What you will do: The required answer is a copy of each line in the entries below that includes "icon".
** Records shown follows **
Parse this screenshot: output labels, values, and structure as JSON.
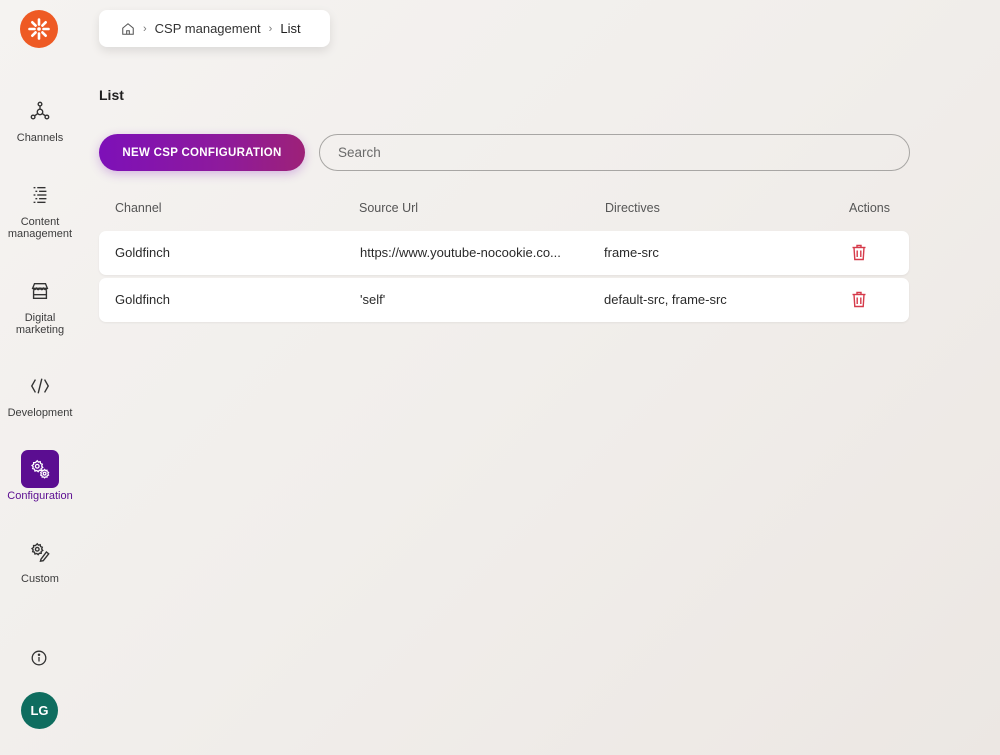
{
  "sidebar": {
    "logo": "kentico-logo",
    "items": [
      {
        "label": "Channels",
        "icon": "channels-icon",
        "active": false
      },
      {
        "label": "Content\nmanagement",
        "label_line1": "Content",
        "label_line2": "management",
        "icon": "content-management-icon",
        "active": false
      },
      {
        "label": "Digital\nmarketing",
        "label_line1": "Digital",
        "label_line2": "marketing",
        "icon": "digital-marketing-icon",
        "active": false
      },
      {
        "label": "Development",
        "icon": "code-icon",
        "active": false
      },
      {
        "label": "Configuration",
        "icon": "gears-icon",
        "active": true
      },
      {
        "label": "Custom",
        "icon": "custom-icon",
        "active": false
      }
    ],
    "avatar_initials": "LG",
    "colors": {
      "active": "#5b0d91",
      "logo": "#ee5a24",
      "avatar": "#0f6d5f"
    }
  },
  "breadcrumb": {
    "items": [
      "CSP management",
      "List"
    ]
  },
  "page": {
    "title": "List",
    "new_button_label": "NEW CSP CONFIGURATION",
    "search_placeholder": "Search",
    "search_value": ""
  },
  "table": {
    "columns": [
      "Channel",
      "Source Url",
      "Directives",
      "Actions"
    ],
    "rows": [
      {
        "channel": "Goldfinch",
        "source_url": "https://www.youtube-nocookie.co...",
        "directives": "frame-src",
        "action": "delete"
      },
      {
        "channel": "Goldfinch",
        "source_url": "'self'",
        "directives": "default-src, frame-src",
        "action": "delete"
      }
    ],
    "delete_color": "#d63a4a"
  }
}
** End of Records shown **
Answer section:
        "icon": "channels-icon",
        "icon": "content-management-icon",
        "icon": "digital-marketing-icon",
        "icon": "code-icon",
        "icon": "gears-icon",
        "icon": "custom-icon",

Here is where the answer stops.